The final piece of the character (and thematic) puzzle is Alejandro, a supposed lawyer from Columbia serving as a consultant with the team. Unlike the trigger-happy special forces guys, Alejandro is eerily calm throughout, and never seems to take any pleasure or excitement in the proceedings. As the film progresses and we get glimpses into Alejandro’s past, it becomes clear that he represents the personal side of this war, the final result of the inevitable collateral damage of this unending conflict. Alejandro serves as a reminder that while this war is most directly waged by the United States and operatives like Kate, Matt and Reggie, it is Mexico and the rest of Latin America that suffers most of the damage. He does what he does because he really doesn’t have any other place in this world, the twisted child of the cartels’ brutality and the Americans’ obliviousness. Looking at him in this light, Alejandro is equally the most sympathetic and most terrifying figure in the film, which is perfectly summarized in a finale that is personally cathartic and morally devastating all at once. As great as Alejandro is on the page, he is made even better by Benicio del Toro’s impressive performance. He captures the contradictory and metaphorical nature of the character with a hypnotic charisma from beginning to end.

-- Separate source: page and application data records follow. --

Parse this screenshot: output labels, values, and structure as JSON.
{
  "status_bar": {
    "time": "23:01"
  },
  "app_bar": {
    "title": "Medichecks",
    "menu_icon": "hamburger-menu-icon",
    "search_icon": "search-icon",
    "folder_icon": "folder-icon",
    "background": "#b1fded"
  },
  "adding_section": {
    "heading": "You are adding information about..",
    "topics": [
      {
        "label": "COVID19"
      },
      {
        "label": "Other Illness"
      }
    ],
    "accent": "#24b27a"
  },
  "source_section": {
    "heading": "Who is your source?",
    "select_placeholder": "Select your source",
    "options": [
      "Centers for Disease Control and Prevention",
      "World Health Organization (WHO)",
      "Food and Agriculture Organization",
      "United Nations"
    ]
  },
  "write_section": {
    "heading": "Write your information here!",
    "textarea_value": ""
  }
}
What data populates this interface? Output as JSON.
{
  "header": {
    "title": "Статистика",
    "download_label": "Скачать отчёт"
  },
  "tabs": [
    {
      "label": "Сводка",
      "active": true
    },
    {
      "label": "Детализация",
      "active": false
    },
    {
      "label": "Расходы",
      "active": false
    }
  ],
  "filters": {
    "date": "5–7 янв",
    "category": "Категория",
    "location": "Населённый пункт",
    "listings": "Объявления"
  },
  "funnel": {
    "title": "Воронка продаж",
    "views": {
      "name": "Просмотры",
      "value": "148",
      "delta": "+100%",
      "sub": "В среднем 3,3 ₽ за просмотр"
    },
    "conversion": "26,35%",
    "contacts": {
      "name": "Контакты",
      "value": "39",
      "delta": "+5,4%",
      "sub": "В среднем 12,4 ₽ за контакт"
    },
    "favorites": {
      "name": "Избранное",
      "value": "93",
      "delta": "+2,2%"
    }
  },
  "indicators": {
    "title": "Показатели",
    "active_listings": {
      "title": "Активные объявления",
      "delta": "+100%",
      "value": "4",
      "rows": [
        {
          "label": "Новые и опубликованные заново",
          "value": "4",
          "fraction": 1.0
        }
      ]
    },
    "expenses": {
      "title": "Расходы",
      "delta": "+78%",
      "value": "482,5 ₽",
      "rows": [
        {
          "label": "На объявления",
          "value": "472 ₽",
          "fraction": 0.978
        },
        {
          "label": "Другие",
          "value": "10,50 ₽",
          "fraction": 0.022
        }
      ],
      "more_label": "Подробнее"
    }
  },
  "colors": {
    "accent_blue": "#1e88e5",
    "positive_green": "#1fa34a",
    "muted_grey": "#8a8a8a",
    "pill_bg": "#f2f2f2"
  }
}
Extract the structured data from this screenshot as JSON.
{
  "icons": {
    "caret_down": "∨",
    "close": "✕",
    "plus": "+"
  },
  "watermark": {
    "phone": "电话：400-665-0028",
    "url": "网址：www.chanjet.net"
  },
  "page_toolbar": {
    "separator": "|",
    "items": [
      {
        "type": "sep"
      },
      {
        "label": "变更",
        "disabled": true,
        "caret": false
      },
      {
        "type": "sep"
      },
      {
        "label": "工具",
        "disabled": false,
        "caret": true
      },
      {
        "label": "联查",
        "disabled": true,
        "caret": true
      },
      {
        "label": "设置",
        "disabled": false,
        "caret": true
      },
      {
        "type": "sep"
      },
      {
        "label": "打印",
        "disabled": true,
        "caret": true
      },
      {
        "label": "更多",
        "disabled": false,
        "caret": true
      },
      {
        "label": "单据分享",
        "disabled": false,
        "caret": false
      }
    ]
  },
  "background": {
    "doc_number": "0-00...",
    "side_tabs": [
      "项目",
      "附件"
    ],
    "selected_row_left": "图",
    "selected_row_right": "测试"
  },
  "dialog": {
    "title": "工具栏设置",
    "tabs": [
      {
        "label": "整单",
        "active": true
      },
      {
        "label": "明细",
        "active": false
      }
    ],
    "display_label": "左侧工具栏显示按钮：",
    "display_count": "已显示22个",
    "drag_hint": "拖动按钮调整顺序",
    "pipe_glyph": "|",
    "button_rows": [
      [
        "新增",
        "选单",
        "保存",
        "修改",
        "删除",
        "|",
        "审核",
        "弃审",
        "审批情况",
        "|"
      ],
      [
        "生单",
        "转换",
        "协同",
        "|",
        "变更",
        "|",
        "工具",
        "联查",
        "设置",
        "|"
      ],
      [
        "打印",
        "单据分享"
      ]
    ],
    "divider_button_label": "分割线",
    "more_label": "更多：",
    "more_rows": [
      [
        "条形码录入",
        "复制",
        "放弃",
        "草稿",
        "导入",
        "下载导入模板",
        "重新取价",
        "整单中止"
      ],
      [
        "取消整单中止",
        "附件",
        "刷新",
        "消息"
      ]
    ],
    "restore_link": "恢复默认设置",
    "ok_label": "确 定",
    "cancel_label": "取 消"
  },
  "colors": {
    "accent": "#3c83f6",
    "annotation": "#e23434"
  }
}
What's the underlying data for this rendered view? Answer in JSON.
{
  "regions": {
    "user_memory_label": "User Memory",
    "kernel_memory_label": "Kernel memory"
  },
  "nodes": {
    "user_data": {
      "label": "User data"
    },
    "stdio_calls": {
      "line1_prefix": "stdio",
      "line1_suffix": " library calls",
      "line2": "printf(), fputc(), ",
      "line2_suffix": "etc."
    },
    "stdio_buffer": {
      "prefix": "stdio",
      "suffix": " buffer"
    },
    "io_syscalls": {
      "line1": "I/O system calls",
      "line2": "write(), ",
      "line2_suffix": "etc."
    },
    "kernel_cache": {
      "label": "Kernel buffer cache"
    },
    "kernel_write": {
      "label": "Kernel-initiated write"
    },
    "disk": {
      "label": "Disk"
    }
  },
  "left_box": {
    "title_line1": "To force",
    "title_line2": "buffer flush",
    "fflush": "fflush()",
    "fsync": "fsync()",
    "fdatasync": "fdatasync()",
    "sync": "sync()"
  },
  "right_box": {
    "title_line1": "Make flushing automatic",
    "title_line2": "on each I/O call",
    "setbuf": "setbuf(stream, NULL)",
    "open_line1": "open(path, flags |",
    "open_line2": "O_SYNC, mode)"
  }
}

It is ultimately through Alejandro and his American collaborators that Sicario conveys the dehumanizing nature of the War On Drugs. We can see how even people with good intentions can be turned into dangerous monsters themselves, and those that aren’t are still scarred and broken beyond repair anyway. If Soderbergh’s Traffic was about the insidious influence of drugs and drug money, then Sicario is about the ugly moral decay that might just be inevitable in attempting to halt such an influence. Perhaps unsurprisingly, the end result is a grim and heavy movie, but one that is incredibly compelling all the same. Sicario might not reinvent the wheel of drug war movies, but it is undoubtedly one of the finest iterations of the genre yet.